- [Data under study]
*-*-*

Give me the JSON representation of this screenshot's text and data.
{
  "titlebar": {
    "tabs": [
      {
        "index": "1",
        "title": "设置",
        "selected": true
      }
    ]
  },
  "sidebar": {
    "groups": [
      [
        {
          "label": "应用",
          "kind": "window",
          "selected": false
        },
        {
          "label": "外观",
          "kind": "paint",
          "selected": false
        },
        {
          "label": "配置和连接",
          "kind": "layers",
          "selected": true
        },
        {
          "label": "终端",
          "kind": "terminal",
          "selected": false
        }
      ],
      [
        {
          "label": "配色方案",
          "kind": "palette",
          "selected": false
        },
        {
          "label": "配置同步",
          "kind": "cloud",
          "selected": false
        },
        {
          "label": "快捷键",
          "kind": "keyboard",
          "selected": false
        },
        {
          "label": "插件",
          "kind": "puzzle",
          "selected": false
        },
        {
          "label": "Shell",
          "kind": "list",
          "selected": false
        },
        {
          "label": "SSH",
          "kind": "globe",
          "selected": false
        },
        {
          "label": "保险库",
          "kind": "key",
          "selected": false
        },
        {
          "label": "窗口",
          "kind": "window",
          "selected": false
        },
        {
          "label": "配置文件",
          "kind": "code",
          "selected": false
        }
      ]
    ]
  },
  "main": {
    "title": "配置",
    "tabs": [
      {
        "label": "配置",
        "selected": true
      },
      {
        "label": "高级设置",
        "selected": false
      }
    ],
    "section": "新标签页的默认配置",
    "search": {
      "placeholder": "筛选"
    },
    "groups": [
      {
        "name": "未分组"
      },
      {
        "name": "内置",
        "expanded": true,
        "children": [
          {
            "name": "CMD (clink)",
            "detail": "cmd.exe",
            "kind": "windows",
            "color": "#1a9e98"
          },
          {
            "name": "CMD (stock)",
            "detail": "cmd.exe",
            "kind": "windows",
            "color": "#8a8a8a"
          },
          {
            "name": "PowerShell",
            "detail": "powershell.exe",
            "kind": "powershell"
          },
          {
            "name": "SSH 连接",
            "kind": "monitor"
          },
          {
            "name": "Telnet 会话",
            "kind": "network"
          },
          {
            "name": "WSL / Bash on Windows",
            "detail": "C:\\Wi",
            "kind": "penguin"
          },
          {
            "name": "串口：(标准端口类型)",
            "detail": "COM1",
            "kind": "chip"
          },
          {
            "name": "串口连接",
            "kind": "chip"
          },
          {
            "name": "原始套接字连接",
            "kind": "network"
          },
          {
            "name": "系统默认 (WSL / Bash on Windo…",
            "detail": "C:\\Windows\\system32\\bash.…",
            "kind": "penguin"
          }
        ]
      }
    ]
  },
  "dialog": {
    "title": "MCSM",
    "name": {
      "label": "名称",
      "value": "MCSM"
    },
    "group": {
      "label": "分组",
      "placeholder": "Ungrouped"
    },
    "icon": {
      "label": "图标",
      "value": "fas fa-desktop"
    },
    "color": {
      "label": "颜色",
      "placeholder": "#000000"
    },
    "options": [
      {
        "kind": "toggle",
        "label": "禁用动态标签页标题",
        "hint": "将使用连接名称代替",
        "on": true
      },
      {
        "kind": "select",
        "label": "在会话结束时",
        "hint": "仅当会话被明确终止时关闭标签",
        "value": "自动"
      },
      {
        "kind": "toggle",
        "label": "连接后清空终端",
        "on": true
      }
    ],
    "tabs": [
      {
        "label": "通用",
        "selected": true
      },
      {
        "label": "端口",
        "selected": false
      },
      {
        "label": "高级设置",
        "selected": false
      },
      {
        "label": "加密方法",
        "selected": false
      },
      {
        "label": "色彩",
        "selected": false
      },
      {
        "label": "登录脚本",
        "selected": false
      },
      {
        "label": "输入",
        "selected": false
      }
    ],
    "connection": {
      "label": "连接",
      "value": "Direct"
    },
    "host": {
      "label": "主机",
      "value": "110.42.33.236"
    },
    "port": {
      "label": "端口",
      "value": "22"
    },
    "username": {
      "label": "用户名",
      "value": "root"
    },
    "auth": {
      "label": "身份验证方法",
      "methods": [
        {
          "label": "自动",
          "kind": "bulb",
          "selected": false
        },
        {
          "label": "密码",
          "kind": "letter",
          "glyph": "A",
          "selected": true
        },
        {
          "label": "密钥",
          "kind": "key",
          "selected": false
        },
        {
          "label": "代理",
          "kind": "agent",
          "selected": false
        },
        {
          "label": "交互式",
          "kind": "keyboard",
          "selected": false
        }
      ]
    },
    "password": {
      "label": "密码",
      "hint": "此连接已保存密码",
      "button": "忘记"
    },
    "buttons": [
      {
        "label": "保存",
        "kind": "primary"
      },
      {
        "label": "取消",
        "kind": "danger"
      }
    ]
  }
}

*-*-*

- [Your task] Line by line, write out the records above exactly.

- [Written solution]
Give me the JSON representation of this screenshot's text and data.
{
  "titlebar": {
    "tabs": [
      {
        "index": "1",
        "title": "设置",
        "selected": true
      }
    ]
  },
  "sidebar": {
    "groups": [
      [
        {
          "label": "应用",
          "kind": "window",
          "selected": false
        },
        {
          "label": "外观",
          "kind": "paint",
          "selected": false
        },
        {
          "label": "配置和连接",
          "kind": "layers",
          "selected": true
        },
        {
          "label": "终端",
          "kind": "terminal",
          "selected": false
        }
      ],
      [
        {
          "label": "配色方案",
          "kind": "palette",
          "selected": false
        },
        {
          "label": "配置同步",
          "kind": "cloud",
          "selected": false
        },
        {
          "label": "快捷键",
          "kind": "keyboard",
          "selected": false
        },
        {
          "label": "插件",
          "kind": "puzzle",
          "selected": false
        },
        {
          "label": "Shell",
          "kind": "list",
          "selected": false
        },
        {
          "label": "SSH",
          "kind": "globe",
          "selected": false
        },
        {
          "label": "保险库",
          "kind": "key",
          "selected": false
        },
        {
          "label": "窗口",
          "kind": "window",
          "selected": false
        },
        {
          "label": "配置文件",
          "kind": "code",
          "selected": false
        }
      ]
    ]
  },
  "main": {
    "title": "配置",
    "tabs": [
      {
        "label": "配置",
        "selected": true
      },
      {
        "label": "高级设置",
        "selected": false
      }
    ],
    "section": "新标签页的默认配置",
    "search": {
      "placeholder": "筛选"
    },
    "groups": [
      {
        "name": "未分组"
      },
      {
        "name": "内置",
        "expanded": true,
        "children": [
          {
            "name": "CMD (clink)",
            "detail": "cmd.exe",
            "kind": "windows",
            "color": "#1a9e98"
          },
          {
            "name": "CMD (stock)",
            "detail": "cmd.exe",
            "kind": "windows",
            "color": "#8a8a8a"
          },
          {
            "name": "PowerShell",
            "detail": "powershell.exe",
            "kind": "powershell"
          },
          {
            "name": "SSH 连接",
            "kind": "monitor"
          },
          {
            "name": "Telnet 会话",
            "kind": "network"
          },
          {
            "name": "WSL / Bash on Windows",
            "detail": "C:\\Wi",
            "kind": "penguin"
          },
          {
            "name": "串口：(标准端口类型)",
            "detail": "COM1",
            "kind": "chip"
          },
          {
            "name": "串口连接",
            "kind": "chip"
          },
          {
            "name": "原始套接字连接",
            "kind": "network"
          },
          {
            "name": "系统默认 (WSL / Bash on Windo…",
            "detail": "C:\\Windows\\system32\\bash.…",
            "kind": "penguin"
          }
        ]
      }
    ]
  },
  "dialog": {
    "title": "MCSM",
    "name": {
      "label": "名称",
      "value": "MCSM"
    },
    "group": {
      "label": "分组",
      "placeholder": "Ungrouped"
    },
    "icon": {
      "label": "图标",
      "value": "fas fa-desktop"
    },
    "color": {
      "label": "颜色",
      "placeholder": "#000000"
    },
    "options": [
      {
        "kind": "toggle",
        "label": "禁用动态标签页标题",
        "hint": "将使用连接名称代替",
        "on": true
      },
      {
        "kind": "select",
        "label": "在会话结束时",
        "hint": "仅当会话被明确终止时关闭标签",
        "value": "自动"
      },
      {
        "kind": "toggle",
        "label": "连接后清空终端",
        "on": true
      }
    ],
    "tabs": [
      {
        "label": "通用",
        "selected": true
      },
      {
        "label": "端口",
        "selected": false
      },
      {
        "label": "高级设置",
        "selected": false
      },
      {
        "label": "加密方法",
        "selected": false
      },
      {
        "label": "色彩",
        "selected": false
      },
      {
        "label": "登录脚本",
        "selected": false
      },
      {
        "label": "输入",
        "selected": false
      }
    ],
    "connection": {
      "label": "连接",
      "value": "Direct"
    },
    "host": {
      "label": "主机",
      "value": "110.42.33.236"
    },
    "port": {
      "label": "端口",
      "value": "22"
    },
    "username": {
      "label": "用户名",
      "value": "root"
    },
    "auth": {
      "label": "身份验证方法",
      "methods": [
        {
          "label": "自动",
          "kind": "bulb",
          "selected": false
        },
        {
          "label": "密码",
          "kind": "letter",
          "glyph": "A",
          "selected": true
        },
        {
          "label": "密钥",
          "kind": "key",
          "selected": false
        },
        {
          "label": "代理",
          "kind": "agent",
          "selected": false
        },
        {
          "label": "交互式",
          "kind": "keyboard",
          "selected": false
        }
      ]
    },
    "password": {
      "label": "密码",
      "hint": "此连接已保存密码",
      "button": "忘记"
    },
    "buttons": [
      {
        "label": "保存",
        "kind": "primary"
      },
      {
        "label": "取消",
        "kind": "danger"
      }
    ]
  }
}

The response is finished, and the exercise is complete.